Where to Keep Emergency Savings


It’s usually best to keep emergency savings in a bank or credit union savings account. These types of accounts offer easier access to your money than certificates of deposit, U.S. Savings Bonds, or mutual funds. Though these are useful tools for long-term saving, they are not ideal for an emergency fund that you may need access to more quickly.

But not too quickly. Keeping your money in a savings account makes it much less likely that you will use these savings to pay for everyday, non-emergency expenses. That’s why it is usually a mistake to keep your emergency fund in a checking account.

You may well need at least $100 to open the savings account and a $200 minimum balance to avoid monthly fees. In most areas, however, there are several financial institutions with lower minimums. Also, banks and credit unions may waive the minimums if you have other accounts at that institution or if you agree to regular, automatic transfers from checking to saving. Your local America Saves campaign can help you find a participating financial institution that offers low- or no-minimum balance savings accounts.

The Best Way to Save for Emergencies

The easiest and most effective way to save is automatically. This is how millions of Americans save at their bank or credit union. Your bank or credit union can help you set up automatic savings by transferring a fixed amount from your checking account to a savings account. Learn more about saving automatically

Learn more:

 

 

 

Take the Pledge

I pledge to save money, reduce debt, and build wealth over time.

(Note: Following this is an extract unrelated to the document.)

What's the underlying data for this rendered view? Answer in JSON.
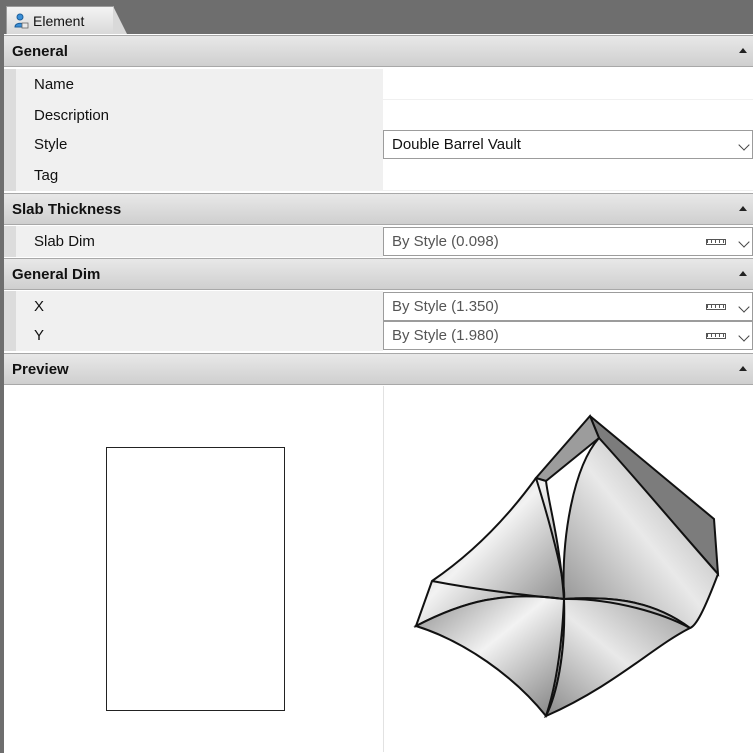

I will encourage my family and friends to do the same

Take the America Saves Pledge

Tip of the Day

  • Did you pledge to save this America Saves Week? Next step: decide where and how to save with this helpful guide to different accounts from @FDIC: http://bit.ly/2nQFI1g #ASW18

Share Your Tip or Story

And if we feature you in our newsletter, you get $25.

Share

Saver Stories View all »

Taking Steps Toward Financial Fitness

Nicky Vasquez learned about Virginia Saves when she attended her first class with Bank On Virginia Beach. The instructor shared how important it was to have a written savings goal, and the entire class joined Virginia Saves as the first step toward financial fitness.

Read more...

The Gift of Homeownership

Quaneka Willis, a single mother of three children, was receiving rental assistance through the Housing Authority of the City of Milwaukee when she decided to take control of her finances. So, in September of 2013 she attended the Make Your Money Talk program and pledged as a Wisconsin Saver. In less than 12 months, she had maximized her savings and was beginning the process of purchasing her first home.

Read more...

Saving Early: Key to Successful Future

For Johnnie Lovett, a Young Illinois Saver, saving has been a habit since he was a teenager. “As a teenager, I was responsible for buying certain things with my allowance,”

Read more...

Receive Updates

Sign up for Texts

Sign Up

Sign up for Emails

Get Emails

Take the Pledge

 

Start Saving